Cappa: That’s easy, the trend that moved toward a straight-tube buggy with no body panels. The first buggies that entered TTC in the ’90s had well-thought-out body panels. Then as time went on more people didn’t see a need to add body panels, or if they added them the workmanship was poor. I like to see a recognizable vehicle brand and I think most readers do, too. Although, I think tire size has gotten a bit out of hand as well. The 54-inch tires really help in some TTC events, but they put a lot of stress on drivetrain parts. I think you could win TTC with a good winch-monkey/spotter and 40-inch tires. I hope someone tries it next year.
Mansour: It’s difficult for me to point to one least favorite trend, as some vehicles or setups which I might not care for often work well at TTC. I’ve never been a big tube-buggy enthusiast, but some of the craftsmanship in the custom jungle gyms is downright impressive. I firmly believe that we should have incorporated the rule set that we have now much sooner. This is not to say that the progression of TTC hasn’t been fun to watch and the rigs involved haven’t been top notch, but more so, I think the event strayed too far away from its roots. I grew up wheeling fullsize trucks and full-bodied rigs. Long before I was a professional wordsmith, I was an enthusiast and Four Wheeler reader. I used to look forward to watching the TTC VHS and DVDs, as many of the rigs were something I could relate to. I believe we have TTC back on track and the progression is still there. This year shook things up and the next few years will likely create new trends as people will push and bend the rules as much as they can to participate in one of the nation’s oldest and most well-known 4x4 competitions.

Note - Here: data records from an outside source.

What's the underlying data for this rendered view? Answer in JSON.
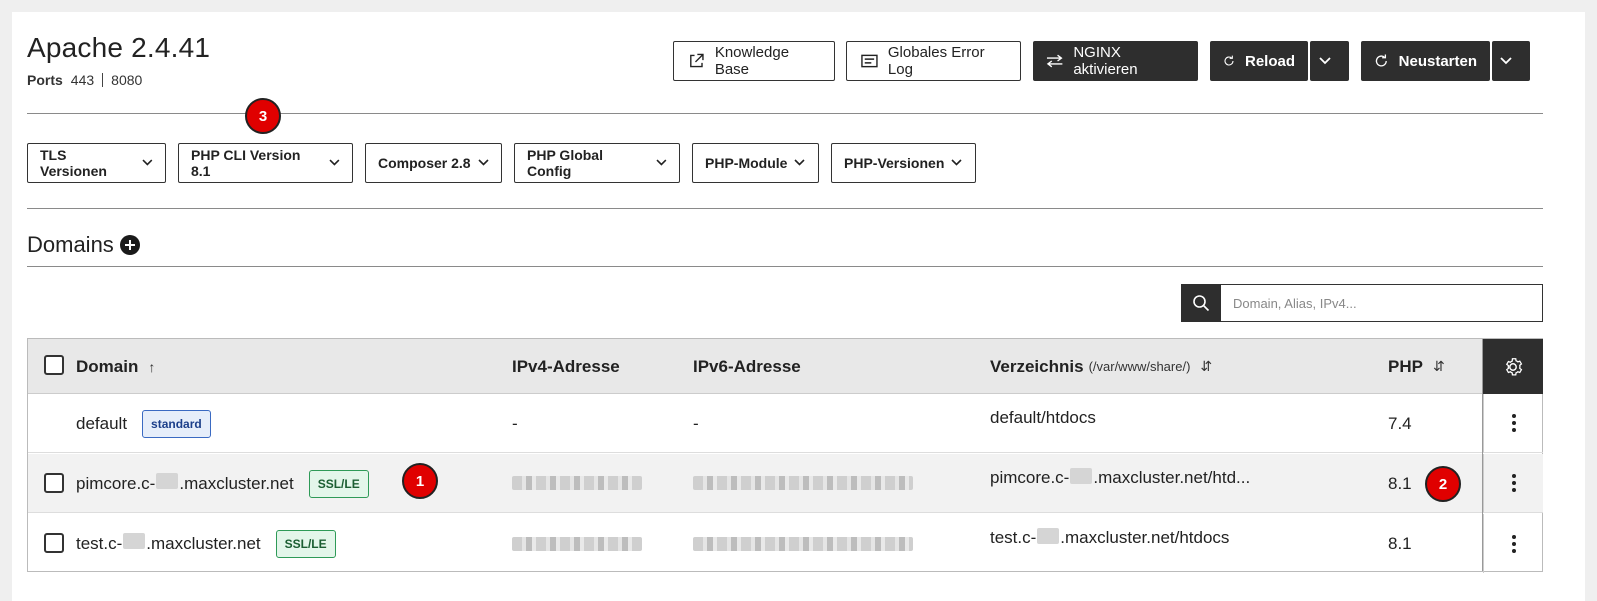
{
  "header": {
    "title": "Apache 2.4.41",
    "ports_label": "Ports",
    "ports": [
      "443",
      "8080"
    ]
  },
  "actions": {
    "knowledge_base": "Knowledge Base",
    "error_log": "Globales Error Log",
    "nginx": "NGINX aktivieren",
    "reload": "Reload",
    "restart": "Neustarten"
  },
  "dropdowns": [
    "TLS Versionen",
    "PHP CLI Version 8.1",
    "Composer 2.8",
    "PHP Global Config",
    "PHP-Module",
    "PHP-Versionen"
  ],
  "domains_section": {
    "title": "Domains"
  },
  "search": {
    "placeholder": "Domain, Alias, IPv4..."
  },
  "table": {
    "headers": {
      "domain": "Domain",
      "ipv4": "IPv4-Adresse",
      "ipv6": "IPv6-Adresse",
      "directory": "Verzeichnis",
      "directory_hint": "(/var/www/share/)",
      "php": "PHP"
    },
    "rows": [
      {
        "domain": "default",
        "badge": "standard",
        "ipv4": "-",
        "ipv6": "-",
        "directory": "default/htdocs",
        "php": "7.4"
      },
      {
        "domain_prefix": "pimcore.c-",
        "domain_suffix": ".maxcluster.net",
        "badge": "SSL/LE",
        "directory_prefix": "pimcore.c-",
        "directory_suffix": ".maxcluster.net/htd...",
        "php": "8.1"
      },
      {
        "domain_prefix": "test.c-",
        "domain_suffix": ".maxcluster.net",
        "badge": "SSL/LE",
        "directory_prefix": "test.c-",
        "directory_suffix": ".maxcluster.net/htdocs",
        "php": "8.1"
      }
    ]
  },
  "annotations": [
    "1",
    "2",
    "3"
  ],
  "colors": {
    "dark_button": "#2e2e2e",
    "marker": "#e00000",
    "badge_blue": "#3a6ac2",
    "badge_green": "#2e9a57"
  }
}
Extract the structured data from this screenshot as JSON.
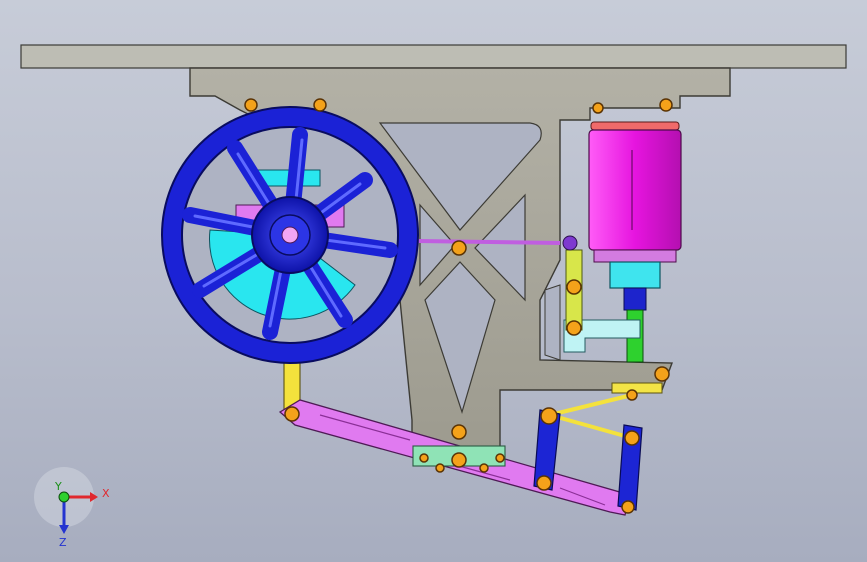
{
  "window": {
    "title": ""
  },
  "viewport": {
    "background_top": "#c7ccd8",
    "background_bottom": "#a7adbf",
    "part_colors": {
      "frame": "#a8a69a",
      "top_plate": "#b9b9b0",
      "flywheel": "#1b22d6",
      "hub_cyan": "#27e6ef",
      "linkage_magenta": "#e07af0",
      "cylinder_magenta": "#ee22e6",
      "yellow_rod": "#f7e63a",
      "green_rod": "#2ed12e",
      "pin_orange": "#f4a21a"
    }
  },
  "triad": {
    "x_label": "X",
    "y_label": "Y",
    "z_label": "Z"
  }
}
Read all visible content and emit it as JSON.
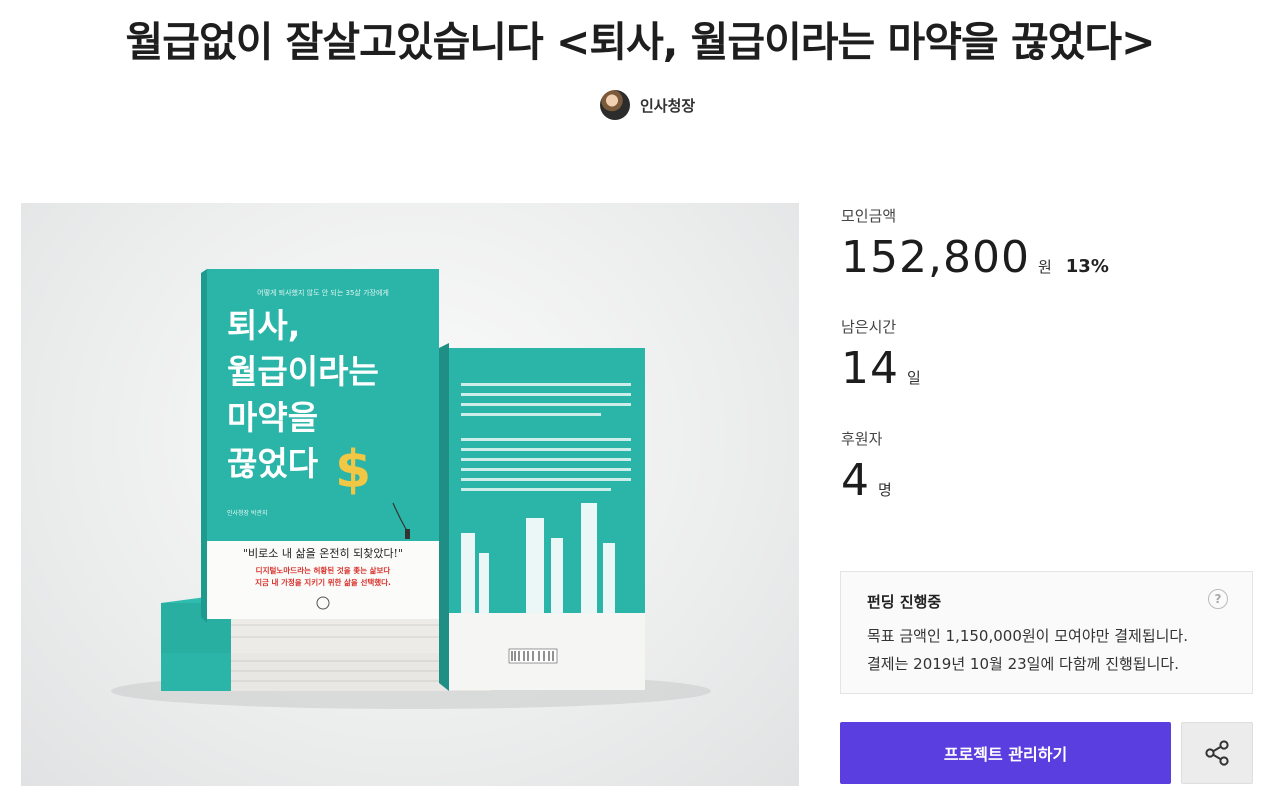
{
  "project": {
    "title": "월급없이 잘살고있습니다 <퇴사, 월급이라는 마약을 끊었다>",
    "creator": "인사청장"
  },
  "cover": {
    "front_subtitle": "어떻게 퇴사했지 않도 안 되는 35살 가장에게",
    "front_title_lines": [
      "퇴사,",
      "월급이라는",
      "마약을",
      "끊었다"
    ],
    "dollar": "$",
    "author": "인사청장 박관지",
    "quote": "\"비로소 내 삶을 온전히 되찾았다!\"",
    "tagline_1": "디지털노마드라는 허황된 것을 좇는 삶보다",
    "tagline_2": "지금 내 가정을 지키기 위한 삶을 선택했다."
  },
  "stats": {
    "raised_label": "모인금액",
    "raised_value": "152,800",
    "raised_unit": "원",
    "raised_percent": "13%",
    "remaining_label": "남은시간",
    "remaining_value": "14",
    "remaining_unit": "일",
    "backers_label": "후원자",
    "backers_value": "4",
    "backers_unit": "명"
  },
  "funding": {
    "status": "펀딩 진행중",
    "help": "?",
    "line1": "목표 금액인 1,150,000원이 모여야만 결제됩니다.",
    "line2": "결제는 2019년 10월 23일에 다함께 진행됩니다."
  },
  "actions": {
    "manage_label": "프로젝트 관리하기"
  },
  "colors": {
    "accent": "#5a3ee0",
    "book_teal": "#2bb5a8"
  }
}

We know project vehicles rarely look the same way they did at the start of the build. After all, a huge part of our hobby is modifying our rigs to make them work better for our needs. Heck, sometimes the rigs are nearly unrecognizable, as years of use (and abuse) can turn a car-show-condition four-wheel drive into a battered war wagon. And how about those barn-find beaters that begin as a rusty relic and evolve in to an ultra-clean machine? We know that many of you have great before and after shots of your rides and we want to see them! To give you a little incentive for sending in your before and after photos, we have teamed up with Dickies for a giveaway!
First, Second, and Third Place will all receive some Dickies gear, along with a little swag from the crew at Four Wheeler. To submit your ride, simply send a high-resolution before and after photo (at least 1600x1200 or 2MB) to email@example.com with the title Before After Contest. Be sure to include as much information as possible about the vehicle and a little history on how and why the transition took place. Don’t worry if your beater still looks like a beater, this isn’t a beauty contest.